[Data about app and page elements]
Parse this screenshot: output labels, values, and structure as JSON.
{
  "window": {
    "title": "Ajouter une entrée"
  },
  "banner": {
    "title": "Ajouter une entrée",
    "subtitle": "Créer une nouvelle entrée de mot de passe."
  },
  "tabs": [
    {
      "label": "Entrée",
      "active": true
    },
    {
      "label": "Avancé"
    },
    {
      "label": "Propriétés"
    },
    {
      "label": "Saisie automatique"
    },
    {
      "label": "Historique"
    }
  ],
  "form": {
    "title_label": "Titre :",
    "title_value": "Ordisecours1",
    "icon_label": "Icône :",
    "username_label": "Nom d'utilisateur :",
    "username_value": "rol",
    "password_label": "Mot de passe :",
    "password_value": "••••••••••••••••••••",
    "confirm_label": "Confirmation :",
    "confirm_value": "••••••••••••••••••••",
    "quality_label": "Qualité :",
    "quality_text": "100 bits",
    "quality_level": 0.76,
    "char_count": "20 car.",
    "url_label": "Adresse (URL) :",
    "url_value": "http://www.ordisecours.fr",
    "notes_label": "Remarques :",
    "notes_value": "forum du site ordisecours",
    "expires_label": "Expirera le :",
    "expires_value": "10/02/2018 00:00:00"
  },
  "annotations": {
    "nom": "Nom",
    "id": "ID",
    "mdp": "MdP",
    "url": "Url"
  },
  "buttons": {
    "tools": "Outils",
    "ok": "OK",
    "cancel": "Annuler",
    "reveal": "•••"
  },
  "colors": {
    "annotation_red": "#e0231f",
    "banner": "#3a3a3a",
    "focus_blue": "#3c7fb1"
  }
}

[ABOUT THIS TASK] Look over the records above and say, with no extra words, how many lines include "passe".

[ANSWER FOR THE TASK] 2